Requirement
What you give back must match the data character for character.

====== Record extracts ======

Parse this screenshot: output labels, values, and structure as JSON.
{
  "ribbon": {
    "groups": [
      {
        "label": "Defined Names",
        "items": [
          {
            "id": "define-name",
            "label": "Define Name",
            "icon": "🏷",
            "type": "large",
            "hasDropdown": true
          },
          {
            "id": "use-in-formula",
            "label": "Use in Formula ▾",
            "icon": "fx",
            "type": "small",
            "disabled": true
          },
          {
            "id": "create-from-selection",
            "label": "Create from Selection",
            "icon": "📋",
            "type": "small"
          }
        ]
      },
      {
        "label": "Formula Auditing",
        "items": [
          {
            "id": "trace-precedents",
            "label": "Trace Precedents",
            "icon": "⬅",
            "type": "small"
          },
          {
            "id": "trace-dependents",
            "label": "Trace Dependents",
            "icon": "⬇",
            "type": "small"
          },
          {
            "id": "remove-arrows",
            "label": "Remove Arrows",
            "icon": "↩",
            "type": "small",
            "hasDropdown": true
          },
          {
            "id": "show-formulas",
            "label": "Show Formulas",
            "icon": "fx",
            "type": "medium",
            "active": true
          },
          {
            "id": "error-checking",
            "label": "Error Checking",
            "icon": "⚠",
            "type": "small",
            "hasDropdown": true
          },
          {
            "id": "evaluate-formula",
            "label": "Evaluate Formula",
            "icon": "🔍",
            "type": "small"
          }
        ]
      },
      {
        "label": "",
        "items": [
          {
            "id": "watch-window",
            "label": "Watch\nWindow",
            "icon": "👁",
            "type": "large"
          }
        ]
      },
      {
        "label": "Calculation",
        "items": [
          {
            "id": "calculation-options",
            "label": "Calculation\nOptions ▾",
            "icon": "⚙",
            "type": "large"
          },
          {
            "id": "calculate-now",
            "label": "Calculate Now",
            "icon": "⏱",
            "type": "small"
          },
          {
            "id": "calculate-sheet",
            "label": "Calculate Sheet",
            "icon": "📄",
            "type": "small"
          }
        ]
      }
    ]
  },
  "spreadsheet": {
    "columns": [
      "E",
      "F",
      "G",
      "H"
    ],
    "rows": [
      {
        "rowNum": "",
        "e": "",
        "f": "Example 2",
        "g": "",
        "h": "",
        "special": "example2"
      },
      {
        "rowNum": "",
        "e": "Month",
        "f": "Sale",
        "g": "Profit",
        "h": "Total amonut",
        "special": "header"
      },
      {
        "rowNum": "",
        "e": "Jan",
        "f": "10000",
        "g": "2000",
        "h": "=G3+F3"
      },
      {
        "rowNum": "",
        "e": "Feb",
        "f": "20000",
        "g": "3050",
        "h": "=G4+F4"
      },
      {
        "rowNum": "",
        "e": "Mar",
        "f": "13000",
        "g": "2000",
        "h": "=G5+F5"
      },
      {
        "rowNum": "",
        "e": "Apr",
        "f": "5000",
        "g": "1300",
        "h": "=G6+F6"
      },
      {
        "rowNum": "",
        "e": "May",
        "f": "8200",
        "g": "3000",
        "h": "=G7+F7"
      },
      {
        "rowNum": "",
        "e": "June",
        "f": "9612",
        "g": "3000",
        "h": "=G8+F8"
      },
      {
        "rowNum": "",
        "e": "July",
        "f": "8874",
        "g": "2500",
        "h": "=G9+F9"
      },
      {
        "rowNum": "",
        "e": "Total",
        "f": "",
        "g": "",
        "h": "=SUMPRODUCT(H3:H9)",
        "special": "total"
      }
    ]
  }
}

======

Written response
Parse this screenshot: output labels, values, and structure as JSON.
{
  "ribbon": {
    "groups": [
      {
        "label": "Defined Names",
        "items": [
          {
            "id": "define-name",
            "label": "Define Name",
            "icon": "🏷",
            "type": "large",
            "hasDropdown": true
          },
          {
            "id": "use-in-formula",
            "label": "Use in Formula ▾",
            "icon": "fx",
            "type": "small",
            "disabled": true
          },
          {
            "id": "create-from-selection",
            "label": "Create from Selection",
            "icon": "📋",
            "type": "small"
          }
        ]
      },
      {
        "label": "Formula Auditing",
        "items": [
          {
            "id": "trace-precedents",
            "label": "Trace Precedents",
            "icon": "⬅",
            "type": "small"
          },
          {
            "id": "trace-dependents",
            "label": "Trace Dependents",
            "icon": "⬇",
            "type": "small"
          },
          {
            "id": "remove-arrows",
            "label": "Remove Arrows",
            "icon": "↩",
            "type": "small",
            "hasDropdown": true
          },
          {
            "id": "show-formulas",
            "label": "Show Formulas",
            "icon": "fx",
            "type": "medium",
            "active": true
          },
          {
            "id": "error-checking",
            "label": "Error Checking",
            "icon": "⚠",
            "type": "small",
            "hasDropdown": true
          },
          {
            "id": "evaluate-formula",
            "label": "Evaluate Formula",
            "icon": "🔍",
            "type": "small"
          }
        ]
      },
      {
        "label": "",
        "items": [
          {
            "id": "watch-window",
            "label": "Watch\nWindow",
            "icon": "👁",
            "type": "large"
          }
        ]
      },
      {
        "label": "Calculation",
        "items": [
          {
            "id": "calculation-options",
            "label": "Calculation\nOptions ▾",
            "icon": "⚙",
            "type": "large"
          },
          {
            "id": "calculate-now",
            "label": "Calculate Now",
            "icon": "⏱",
            "type": "small"
          },
          {
            "id": "calculate-sheet",
            "label": "Calculate Sheet",
            "icon": "📄",
            "type": "small"
          }
        ]
      }
    ]
  },
  "spreadsheet": {
    "columns": [
      "E",
      "F",
      "G",
      "H"
    ],
    "rows": [
      {
        "rowNum": "",
        "e": "",
        "f": "Example 2",
        "g": "",
        "h": "",
        "special": "example2"
      },
      {
        "rowNum": "",
        "e": "Month",
        "f": "Sale",
        "g": "Profit",
        "h": "Total amonut",
        "special": "header"
      },
      {
        "rowNum": "",
        "e": "Jan",
        "f": "10000",
        "g": "2000",
        "h": "=G3+F3"
      },
      {
        "rowNum": "",
        "e": "Feb",
        "f": "20000",
        "g": "3050",
        "h": "=G4+F4"
      },
      {
        "rowNum": "",
        "e": "Mar",
        "f": "13000",
        "g": "2000",
        "h": "=G5+F5"
      },
      {
        "rowNum": "",
        "e": "Apr",
        "f": "5000",
        "g": "1300",
        "h": "=G6+F6"
      },
      {
        "rowNum": "",
        "e": "May",
        "f": "8200",
        "g": "3000",
        "h": "=G7+F7"
      },
      {
        "rowNum": "",
        "e": "June",
        "f": "9612",
        "g": "3000",
        "h": "=G8+F8"
      },
      {
        "rowNum": "",
        "e": "July",
        "f": "8874",
        "g": "2500",
        "h": "=G9+F9"
      },
      {
        "rowNum": "",
        "e": "Total",
        "f": "",
        "g": "",
        "h": "=SUMPRODUCT(H3:H9)",
        "special": "total"
      }
    ]
  }
}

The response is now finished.